(Items listed in a dataset)
>>>>
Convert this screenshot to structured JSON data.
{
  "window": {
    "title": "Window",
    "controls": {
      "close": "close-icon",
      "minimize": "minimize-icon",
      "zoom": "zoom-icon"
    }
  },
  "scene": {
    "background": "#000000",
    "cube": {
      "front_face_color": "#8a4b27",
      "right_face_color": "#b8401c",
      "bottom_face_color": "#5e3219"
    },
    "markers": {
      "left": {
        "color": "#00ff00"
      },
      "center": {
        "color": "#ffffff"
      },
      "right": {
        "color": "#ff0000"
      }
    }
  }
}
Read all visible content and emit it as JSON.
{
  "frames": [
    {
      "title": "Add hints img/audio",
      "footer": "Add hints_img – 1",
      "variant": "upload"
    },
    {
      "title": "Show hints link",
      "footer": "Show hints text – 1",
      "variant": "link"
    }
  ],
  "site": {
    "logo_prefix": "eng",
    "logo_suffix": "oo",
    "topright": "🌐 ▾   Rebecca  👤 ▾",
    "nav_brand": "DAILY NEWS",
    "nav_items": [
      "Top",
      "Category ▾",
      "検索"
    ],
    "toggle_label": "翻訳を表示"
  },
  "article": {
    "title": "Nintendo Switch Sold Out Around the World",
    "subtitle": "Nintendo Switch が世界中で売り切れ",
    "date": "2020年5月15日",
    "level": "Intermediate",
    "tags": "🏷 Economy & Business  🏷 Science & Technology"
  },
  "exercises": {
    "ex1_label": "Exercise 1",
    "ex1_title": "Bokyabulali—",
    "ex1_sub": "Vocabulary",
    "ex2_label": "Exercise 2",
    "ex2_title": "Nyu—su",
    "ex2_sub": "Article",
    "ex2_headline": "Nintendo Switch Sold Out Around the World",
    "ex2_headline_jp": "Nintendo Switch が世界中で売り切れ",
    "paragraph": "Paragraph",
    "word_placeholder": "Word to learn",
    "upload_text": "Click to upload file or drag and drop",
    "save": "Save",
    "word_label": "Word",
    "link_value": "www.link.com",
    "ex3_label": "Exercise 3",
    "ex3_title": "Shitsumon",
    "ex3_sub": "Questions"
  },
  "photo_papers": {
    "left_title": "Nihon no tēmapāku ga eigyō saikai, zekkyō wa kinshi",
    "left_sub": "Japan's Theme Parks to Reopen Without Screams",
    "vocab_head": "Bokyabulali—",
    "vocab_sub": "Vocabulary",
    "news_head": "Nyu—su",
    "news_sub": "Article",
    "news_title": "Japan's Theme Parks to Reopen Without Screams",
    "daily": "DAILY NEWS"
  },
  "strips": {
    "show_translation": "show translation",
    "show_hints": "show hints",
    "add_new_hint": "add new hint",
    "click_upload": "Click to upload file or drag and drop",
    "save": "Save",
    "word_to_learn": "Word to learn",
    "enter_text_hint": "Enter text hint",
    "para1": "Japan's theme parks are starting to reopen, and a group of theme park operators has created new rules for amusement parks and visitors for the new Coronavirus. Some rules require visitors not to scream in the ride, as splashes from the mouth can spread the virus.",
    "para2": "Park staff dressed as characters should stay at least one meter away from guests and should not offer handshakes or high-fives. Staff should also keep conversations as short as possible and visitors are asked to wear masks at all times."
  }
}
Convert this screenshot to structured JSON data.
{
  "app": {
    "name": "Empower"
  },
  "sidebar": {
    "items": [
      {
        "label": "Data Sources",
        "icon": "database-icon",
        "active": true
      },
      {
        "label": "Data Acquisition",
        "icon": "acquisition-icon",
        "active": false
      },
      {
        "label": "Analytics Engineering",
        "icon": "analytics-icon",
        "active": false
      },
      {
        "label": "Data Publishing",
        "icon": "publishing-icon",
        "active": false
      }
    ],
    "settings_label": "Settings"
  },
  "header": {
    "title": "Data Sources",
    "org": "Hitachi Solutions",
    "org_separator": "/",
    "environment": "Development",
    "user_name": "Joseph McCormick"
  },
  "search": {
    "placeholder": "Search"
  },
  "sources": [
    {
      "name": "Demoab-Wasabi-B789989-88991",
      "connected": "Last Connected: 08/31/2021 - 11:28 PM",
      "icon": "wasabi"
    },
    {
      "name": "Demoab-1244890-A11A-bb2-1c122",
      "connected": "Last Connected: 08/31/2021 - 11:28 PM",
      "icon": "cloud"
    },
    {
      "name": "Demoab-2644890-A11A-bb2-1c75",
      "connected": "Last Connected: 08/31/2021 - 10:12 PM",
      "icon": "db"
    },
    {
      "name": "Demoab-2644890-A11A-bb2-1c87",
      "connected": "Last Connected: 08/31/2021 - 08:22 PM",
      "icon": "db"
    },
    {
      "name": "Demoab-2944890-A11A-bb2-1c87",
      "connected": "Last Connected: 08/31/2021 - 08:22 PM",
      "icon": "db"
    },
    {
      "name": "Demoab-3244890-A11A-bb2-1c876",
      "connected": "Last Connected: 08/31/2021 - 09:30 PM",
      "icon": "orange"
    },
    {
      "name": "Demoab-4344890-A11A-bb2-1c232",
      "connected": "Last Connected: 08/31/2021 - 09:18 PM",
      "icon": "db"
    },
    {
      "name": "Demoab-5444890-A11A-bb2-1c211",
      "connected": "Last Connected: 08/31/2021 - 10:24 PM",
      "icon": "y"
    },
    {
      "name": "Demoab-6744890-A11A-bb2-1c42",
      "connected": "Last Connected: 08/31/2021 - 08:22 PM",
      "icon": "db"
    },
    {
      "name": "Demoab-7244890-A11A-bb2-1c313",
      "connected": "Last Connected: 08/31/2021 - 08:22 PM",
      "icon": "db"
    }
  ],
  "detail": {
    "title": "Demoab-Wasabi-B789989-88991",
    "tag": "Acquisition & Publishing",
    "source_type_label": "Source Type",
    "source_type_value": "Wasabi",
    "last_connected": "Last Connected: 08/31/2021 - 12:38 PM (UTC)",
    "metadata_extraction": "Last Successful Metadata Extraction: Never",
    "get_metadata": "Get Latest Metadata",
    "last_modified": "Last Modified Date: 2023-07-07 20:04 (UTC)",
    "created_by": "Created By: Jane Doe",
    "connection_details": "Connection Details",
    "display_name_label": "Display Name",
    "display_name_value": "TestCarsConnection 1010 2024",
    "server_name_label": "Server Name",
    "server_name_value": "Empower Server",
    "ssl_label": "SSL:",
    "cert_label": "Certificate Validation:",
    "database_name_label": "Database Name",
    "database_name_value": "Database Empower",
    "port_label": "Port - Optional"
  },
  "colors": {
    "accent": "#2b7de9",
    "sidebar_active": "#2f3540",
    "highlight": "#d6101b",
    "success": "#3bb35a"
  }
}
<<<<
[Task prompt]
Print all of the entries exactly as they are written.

[Expected output]
Convert this screenshot to structured JSON data.
{
  "window": {
    "title": "Window",
    "controls": {
      "close": "close-icon",
      "minimize": "minimize-icon",
      "zoom": "zoom-icon"
    }
  },
  "scene": {
    "background": "#000000",
    "cube": {
      "front_face_color": "#8a4b27",
      "right_face_color": "#b8401c",
      "bottom_face_color": "#5e3219"
    },
    "markers": {
      "left": {
        "color": "#00ff00"
      },
      "center": {
        "color": "#ffffff"
      },
      "right": {
        "color": "#ff0000"
      }
    }
  }
}
Read all visible content and emit it as JSON.
{
  "frames": [
    {
      "title": "Add hints img/audio",
      "footer": "Add hints_img – 1",
      "variant": "upload"
    },
    {
      "title": "Show hints link",
      "footer": "Show hints text – 1",
      "variant": "link"
    }
  ],
  "site": {
    "logo_prefix": "eng",
    "logo_suffix": "oo",
    "topright": "🌐 ▾   Rebecca  👤 ▾",
    "nav_brand": "DAILY NEWS",
    "nav_items": [
      "Top",
      "Category ▾",
      "検索"
    ],
    "toggle_label": "翻訳を表示"
  },
  "article": {
    "title": "Nintendo Switch Sold Out Around the World",
    "subtitle": "Nintendo Switch が世界中で売り切れ",
    "date": "2020年5月15日",
    "level": "Intermediate",
    "tags": "🏷 Economy & Business  🏷 Science & Technology"
  },
  "exercises": {
    "ex1_label": "Exercise 1",
    "ex1_title": "Bokyabulali—",
    "ex1_sub": "Vocabulary",
    "ex2_label": "Exercise 2",
    "ex2_title": "Nyu—su",
    "ex2_sub": "Article",
    "ex2_headline": "Nintendo Switch Sold Out Around the World",
    "ex2_headline_jp": "Nintendo Switch が世界中で売り切れ",
    "paragraph": "Paragraph",
    "word_placeholder": "Word to learn",
    "upload_text": "Click to upload file or drag and drop",
    "save": "Save",
    "word_label": "Word",
    "link_value": "www.link.com",
    "ex3_label": "Exercise 3",
    "ex3_title": "Shitsumon",
    "ex3_sub": "Questions"
  },
  "photo_papers": {
    "left_title": "Nihon no tēmapāku ga eigyō saikai, zekkyō wa kinshi",
    "left_sub": "Japan's Theme Parks to Reopen Without Screams",
    "vocab_head": "Bokyabulali—",
    "vocab_sub": "Vocabulary",
    "news_head": "Nyu—su",
    "news_sub": "Article",
    "news_title": "Japan's Theme Parks to Reopen Without Screams",
    "daily": "DAILY NEWS"
  },
  "strips": {
    "show_translation": "show translation",
    "show_hints": "show hints",
    "add_new_hint": "add new hint",
    "click_upload": "Click to upload file or drag and drop",
    "save": "Save",
    "word_to_learn": "Word to learn",
    "enter_text_hint": "Enter text hint",
    "para1": "Japan's theme parks are starting to reopen, and a group of theme park operators has created new rules for amusement parks and visitors for the new Coronavirus. Some rules require visitors not to scream in the ride, as splashes from the mouth can spread the virus.",
    "para2": "Park staff dressed as characters should stay at least one meter away from guests and should not offer handshakes or high-fives. Staff should also keep conversations as short as possible and visitors are asked to wear masks at all times."
  }
}
Convert this screenshot to structured JSON data.
{
  "app": {
    "name": "Empower"
  },
  "sidebar": {
    "items": [
      {
        "label": "Data Sources",
        "icon": "database-icon",
        "active": true
      },
      {
        "label": "Data Acquisition",
        "icon": "acquisition-icon",
        "active": false
      },
      {
        "label": "Analytics Engineering",
        "icon": "analytics-icon",
        "active": false
      },
      {
        "label": "Data Publishing",
        "icon": "publishing-icon",
        "active": false
      }
    ],
    "settings_label": "Settings"
  },
  "header": {
    "title": "Data Sources",
    "org": "Hitachi Solutions",
    "org_separator": "/",
    "environment": "Development",
    "user_name": "Joseph McCormick"
  },
  "search": {
    "placeholder": "Search"
  },
  "sources": [
    {
      "name": "Demoab-Wasabi-B789989-88991",
      "connected": "Last Connected: 08/31/2021 - 11:28 PM",
      "icon": "wasabi"
    },
    {
      "name": "Demoab-1244890-A11A-bb2-1c122",
      "connected": "Last Connected: 08/31/2021 - 11:28 PM",
      "icon": "cloud"
    },
    {
      "name": "Demoab-2644890-A11A-bb2-1c75",
      "connected": "Last Connected: 08/31/2021 - 10:12 PM",
      "icon": "db"
    },
    {
      "name": "Demoab-2644890-A11A-bb2-1c87",
      "connected": "Last Connected: 08/31/2021 - 08:22 PM",
      "icon": "db"
    },
    {
      "name": "Demoab-2944890-A11A-bb2-1c87",
      "connected": "Last Connected: 08/31/2021 - 08:22 PM",
      "icon": "db"
    },
    {
      "name": "Demoab-3244890-A11A-bb2-1c876",
      "connected": "Last Connected: 08/31/2021 - 09:30 PM",
      "icon": "orange"
    },
    {
      "name": "Demoab-4344890-A11A-bb2-1c232",
      "connected": "Last Connected: 08/31/2021 - 09:18 PM",
      "icon": "db"
    },
    {
      "name": "Demoab-5444890-A11A-bb2-1c211",
      "connected": "Last Connected: 08/31/2021 - 10:24 PM",
      "icon": "y"
    },
    {
      "name": "Demoab-6744890-A11A-bb2-1c42",
      "connected": "Last Connected: 08/31/2021 - 08:22 PM",
      "icon": "db"
    },
    {
      "name": "Demoab-7244890-A11A-bb2-1c313",
      "connected": "Last Connected: 08/31/2021 - 08:22 PM",
      "icon": "db"
    }
  ],
  "detail": {
    "title": "Demoab-Wasabi-B789989-88991",
    "tag": "Acquisition & Publishing",
    "source_type_label": "Source Type",
    "source_type_value": "Wasabi",
    "last_connected": "Last Connected: 08/31/2021 - 12:38 PM (UTC)",
    "metadata_extraction": "Last Successful Metadata Extraction: Never",
    "get_metadata": "Get Latest Metadata",
    "last_modified": "Last Modified Date: 2023-07-07 20:04 (UTC)",
    "created_by": "Created By: Jane Doe",
    "connection_details": "Connection Details",
    "display_name_label": "Display Name",
    "display_name_value": "TestCarsConnection 1010 2024",
    "server_name_label": "Server Name",
    "server_name_value": "Empower Server",
    "ssl_label": "SSL:",
    "cert_label": "Certificate Validation:",
    "database_name_label": "Database Name",
    "database_name_value": "Database Empower",
    "port_label": "Port - Optional"
  },
  "colors": {
    "accent": "#2b7de9",
    "sidebar_active": "#2f3540",
    "highlight": "#d6101b",
    "success": "#3bb35a"
  }
}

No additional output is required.